Ice Church in Swedish Lappland offers white winterland wedding

Ice Church in Swedish Lappland offers white winterland wedding
With Valentine's Day fast approaching, AFP's Nina Larson witnesses wedding ceremonies performed in a Swedish winter wonderland.

Shivering more from excitement than cold, a bride clad in white silk and fur all but melts into the snowy background as she and her groom become one of around 150 couples to tie the knot at Sweden’s Ice Church this year.

“It was like a fairytale. A very powerful feeling,” 27-year-old Charlotte Axelsson-Andersson says after the ceremony.

She and her new husband, Daniel Andersson, 32, decided to make the 1,560 kilometre (970 mile) trip from their home town of Oskarshamn in southeastern Sweden to the small Lappland village of Jukkasjärvi because they were seeking “a unique and special place for the wedding,” Charlotte explains.

“We looked into a number of different options, like going to the West Indies, but there are beaches in lots of different places. Then we got to thinking about the Ice Church and it just felt more unique and different,” she says.

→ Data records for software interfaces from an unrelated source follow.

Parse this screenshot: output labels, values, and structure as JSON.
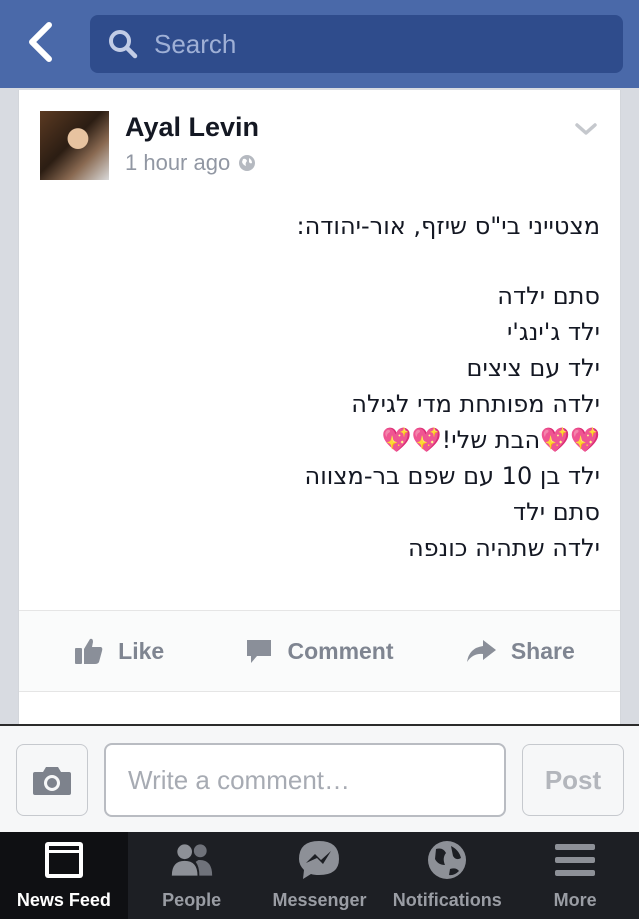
{
  "search": {
    "placeholder": "Search"
  },
  "story": {
    "author": "Ayal Levin",
    "timestamp": "1 hour ago",
    "lines": [
      "מצטייני בי\"ס שיזף, אור-יהודה:",
      "סתם ילדה",
      "ילד ג'ינג'י",
      "ילד עם ציצים",
      "ילדה מפותחת מדי לגילה",
      "💖💖הבת שלי!💖💖",
      "ילד בן 10 עם שפם בר-מצווה",
      "סתם ילד",
      "ילדה שתהיה כונפה"
    ],
    "actions": {
      "like": "Like",
      "comment": "Comment",
      "share": "Share"
    }
  },
  "comment_bar": {
    "placeholder": "Write a comment…",
    "post_label": "Post"
  },
  "tabs": [
    {
      "label": "News Feed",
      "icon": "news-feed-icon",
      "active": true
    },
    {
      "label": "People",
      "icon": "people-icon"
    },
    {
      "label": "Messenger",
      "icon": "messenger-icon"
    },
    {
      "label": "Notifications",
      "icon": "globe-icon"
    },
    {
      "label": "More",
      "icon": "menu-icon"
    }
  ],
  "colors": {
    "nav": "#4a69a9",
    "search_bg": "#2f4c8c",
    "tabbar": "#1d1f24",
    "heart": "#e8408c"
  }
}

The chapel, a small dome made entirely of hard-packed snow and crystal-clear blocks and sculpted pieces of ice, sits next to Sweden’s famous Ice Hotel in Jukkasjärvi, some 145 kilometres north of the Arctic Circle.

Each year, between 140 and 150 couples from as far away as Japan and Singapore are drawn to the icy uniqueness of the Jukkasjärvi church for their wedding, according to local wedding coordinator Eva Lundquist.

“I think it’s becoming more and more popular with winter weddings because of the pure whiteness of it,” she says, adding that about half of all couples who tie the knot here are Swedish, while some 90 percent of foreign newlyweds come from Britain.

The Ice Church and neighbouring Ice Hotel, where guests can choose to sleep in simple rooms with just a bed sculpted out of ice or in suites where ice-sculpted beds, chairs and decorations are created by a variety of different artists, has had a very successful marketing campaign in Britain, Lundquist explains.

Charlotte and Daniel spent one night at the frosted hotel before their wedding.

“That was a cold experience,” Charlotte says.

“Outside it was minus 17 (degrees Celsius, or 1.4 degrees Fahrenheit) and inside minus five. You really had to lie deep inside your sleeping bag and you really didn’t want to get up in the middle of the night to go to the bathroom.”

The chapel too is constructed anew each December by different artists, using ice from a next-door ice factory to create a frozen house of God that lasts for four to five months depending on the weather before it is left to melt away to nothingness.

This year, Dutch artists Marjolein Vonk and Cindy Berg have created the dome.

Its doors — two large slabs of translucent ice covered with reindeer skins and with reindeer antlers for door handles — open to disclose an enchanted forest of sculpted snow branches bathed in an eerie blue light.

The branches, or perhaps the antlers of dozens of reindeer, suddenly part to reveal a pulpit, baptismal font and even suspended candle holders all sculpted out of clear, blue-tinted ice.

At Charlotte and Daniel’s wedding in January, 32 guests filled the pews, made of solid blocks of ice covered with reindeer skins as temperatures inside dipped to minus five degrees Celsius.

“We weren’t all that cold actually. I guess we were too excited,” Charlotte says, pointing out that she wore knit wool stockings and ski socks under her silk Mignon gown for the 25-minute ceremony.

While setting up travel and sleeping arrangements so far from home for all the guests was a challenge, Charlotte says “the most difficult thing to plan for was the clothing.”

“I had a lot of trouble finding the fake fur to go with my dress, and deciding on shoes was really difficult … There are not that many warm white boots that go with a wedding dress,” she says.

“And we had no idea how cold it would be. It wasn’t that cold for our ceremony, but it could easily have been minus 30 (degrees Celsius) if we had been unlucky. The problem was not knowing,” she adds.

AFP/Nina Larson